▸ WORK TO BE COMPLETED: Copy out each line from the material where the word "username" is found.

▸ EXERCISE MATERIALS:
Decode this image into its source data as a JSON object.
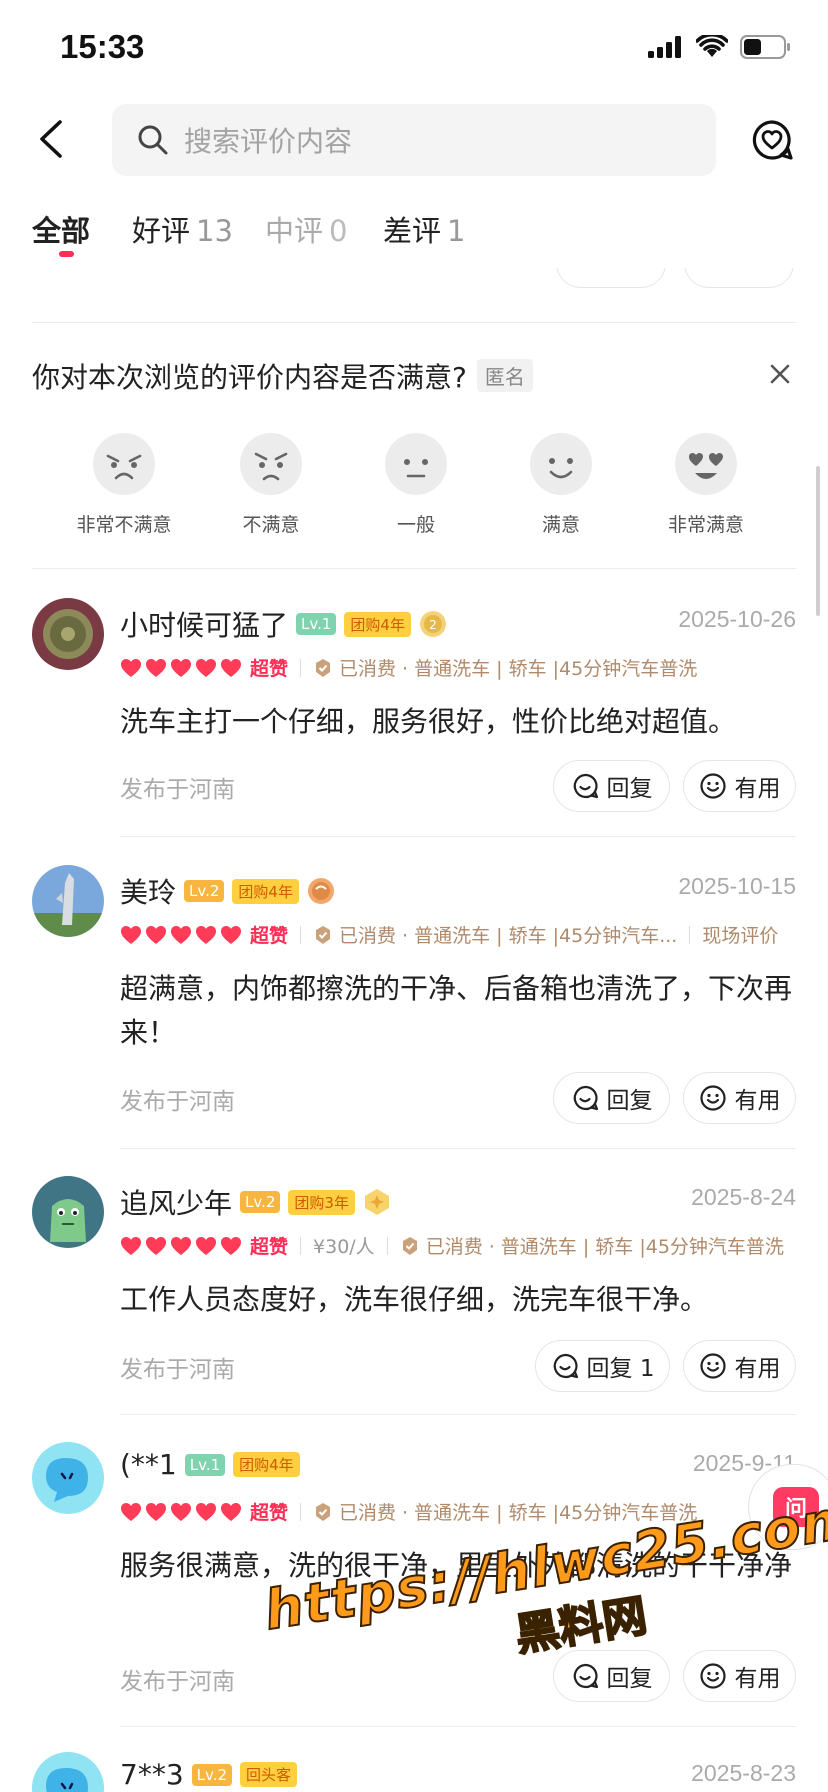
{
  "status_bar": {
    "time": "15:33"
  },
  "search": {
    "placeholder": "搜索评价内容"
  },
  "tabs": [
    {
      "label": "全部",
      "count": ""
    },
    {
      "label": "好评",
      "count": "13"
    },
    {
      "label": "中评",
      "count": "0"
    },
    {
      "label": "差评",
      "count": "1"
    }
  ],
  "survey": {
    "question": "你对本次浏览的评价内容是否满意?",
    "anon_badge": "匿名",
    "options": [
      "非常不满意",
      "不满意",
      "一般",
      "满意",
      "非常满意"
    ]
  },
  "reviews": [
    {
      "username": "小时候可猛了",
      "level": "Lv.1",
      "tag": "团购4年",
      "date": "2025-10-26",
      "rating_label": "超赞",
      "consumed": "已消费 · 普通洗车 | 轿车 |45分钟汽车普洗",
      "text": "洗车主打一个仔细，服务很好，性价比绝对超值。",
      "location": "发布于河南",
      "reply_label": "回复",
      "useful_label": "有用"
    },
    {
      "username": "美玲",
      "level": "Lv.2",
      "tag": "团购4年",
      "date": "2025-10-15",
      "rating_label": "超赞",
      "consumed": "已消费 · 普通洗车 | 轿车 |45分钟汽车...",
      "extra": "现场评价",
      "text": "超满意，内饰都擦洗的干净、后备箱也清洗了，下次再来！",
      "location": "发布于河南",
      "reply_label": "回复",
      "useful_label": "有用"
    },
    {
      "username": "追风少年",
      "level": "Lv.2",
      "tag": "团购3年",
      "date": "2025-8-24",
      "rating_label": "超赞",
      "price": "¥30/人",
      "consumed": "已消费 · 普通洗车 | 轿车 |45分钟汽车普洗",
      "text": "工作人员态度好，洗车很仔细，洗完车很干净。",
      "location": "发布于河南",
      "reply_label": "回复 1",
      "useful_label": "有用"
    },
    {
      "username": "(**1",
      "level": "Lv.1",
      "tag": "团购4年",
      "date": "2025-9-11",
      "rating_label": "超赞",
      "consumed": "已消费 · 普通洗车 | 轿车 |45分钟汽车普洗",
      "text": "服务很满意，洗的很干净，里里外外都清洗的干干净净",
      "location": "发布于河南",
      "reply_label": "回复",
      "useful_label": "有用"
    },
    {
      "username": "7**3",
      "level": "Lv.2",
      "tag": "回头客",
      "date": "2025-8-23"
    }
  ],
  "float_button": {
    "label": "问"
  },
  "watermark": {
    "line1": "https://hlwc25.com",
    "line2": "黑料网"
  },
  "colors": {
    "accent": "#ff2d55",
    "consumed_text": "#b08a6a",
    "muted": "#aaaaaa"
  }
}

▸ RESULT BELOW:
      "username": "小时候可猛了",
      "username": "美玲",
      "username": "追风少年",
      "username": "(**1",
      "username": "7**3",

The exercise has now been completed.